Not wanting to wait another decade before directing his next feature, Isaac soon commenced work on a werewolf picture called Skinwalkers. At the time, Isaac was working at Gold Circle Films and had struggled to get the production off the ground and, when it seemed like the project was doomed, he turned to one of his friends for assistance. Dennis Berardi was the owner of Mr. X, a Canadian special effects company who had previously worked on Species III and the remake of John Carpenter’s Assault on Precinct 13, and was brought onboard as Isaac’s producer. Another important addition to the crew was Stan Winston, arguably the most successful special effects artist in the industry, having gained considerable acclaim with such blockbusters as The Terminator, Predator and Jurassic Park. Forming his own company, Stan Winston Productions, in 1997, Winston had worked closely with Summit Entertainment to produce the creature feature Wrong Turn in 2003, which had become a modest success due to its graphic violence.

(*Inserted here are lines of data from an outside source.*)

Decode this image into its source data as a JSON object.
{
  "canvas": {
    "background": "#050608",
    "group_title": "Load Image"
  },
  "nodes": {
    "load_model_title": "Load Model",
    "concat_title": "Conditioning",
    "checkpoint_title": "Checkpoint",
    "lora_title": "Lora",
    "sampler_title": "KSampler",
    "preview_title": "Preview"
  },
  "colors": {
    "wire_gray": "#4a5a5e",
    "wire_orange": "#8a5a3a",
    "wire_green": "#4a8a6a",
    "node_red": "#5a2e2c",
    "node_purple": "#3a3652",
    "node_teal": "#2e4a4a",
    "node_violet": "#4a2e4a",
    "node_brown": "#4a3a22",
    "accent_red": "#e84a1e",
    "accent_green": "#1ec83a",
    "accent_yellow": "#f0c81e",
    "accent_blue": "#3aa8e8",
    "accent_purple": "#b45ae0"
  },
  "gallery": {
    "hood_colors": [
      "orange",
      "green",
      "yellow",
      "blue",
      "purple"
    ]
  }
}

With a budget of $18m, Isaac returned to shoot his third feature in Toronto, with a talented crew that would include artists from both Berardi and Winston’s studios. Despite being scheduled for a December 2006 release, Skinwalkers would be delayed by almost a year, suffering a similar fate to Jason X. Following three disappointing experiences as a director, Isaac turned to a screenplay he had received prior to shooting Skinwalkers. A combination of monster movie and Russ Meyer-like sexploitation, Pig Hunt was written by Zack Anderson and Robert Mailer Anderson, the latter having written the novel Boonville, which had served as inspiration for their script. Opting for a reduced budget in order to retain creative control over the project, Pig Hunt was filmed on location in Boonville and San Francisco, California, from April to June 2007.
The cast would feature an eclectic selection of performers, such as Travis Aaron Wade (War of the Worlds), Tina Huang (General Hospital) and Primus frontman Les Claypool, whilst the crew would include Academy Award-winning costume designer Aggie Guerard (Children of Men) and special effects workshop Kerner Optical. Pig Hunt made its debut on January 24th 2009 at the Anderson Valley Film Festival and was screened at several other events throughout the year. In their review of the movie the following October, the San Francisco Chronicle stated; “Director James Isaac has visual flair and imagination, and he seems either to be working with a decent budget or to be making a little go a long way. The movie looks good.”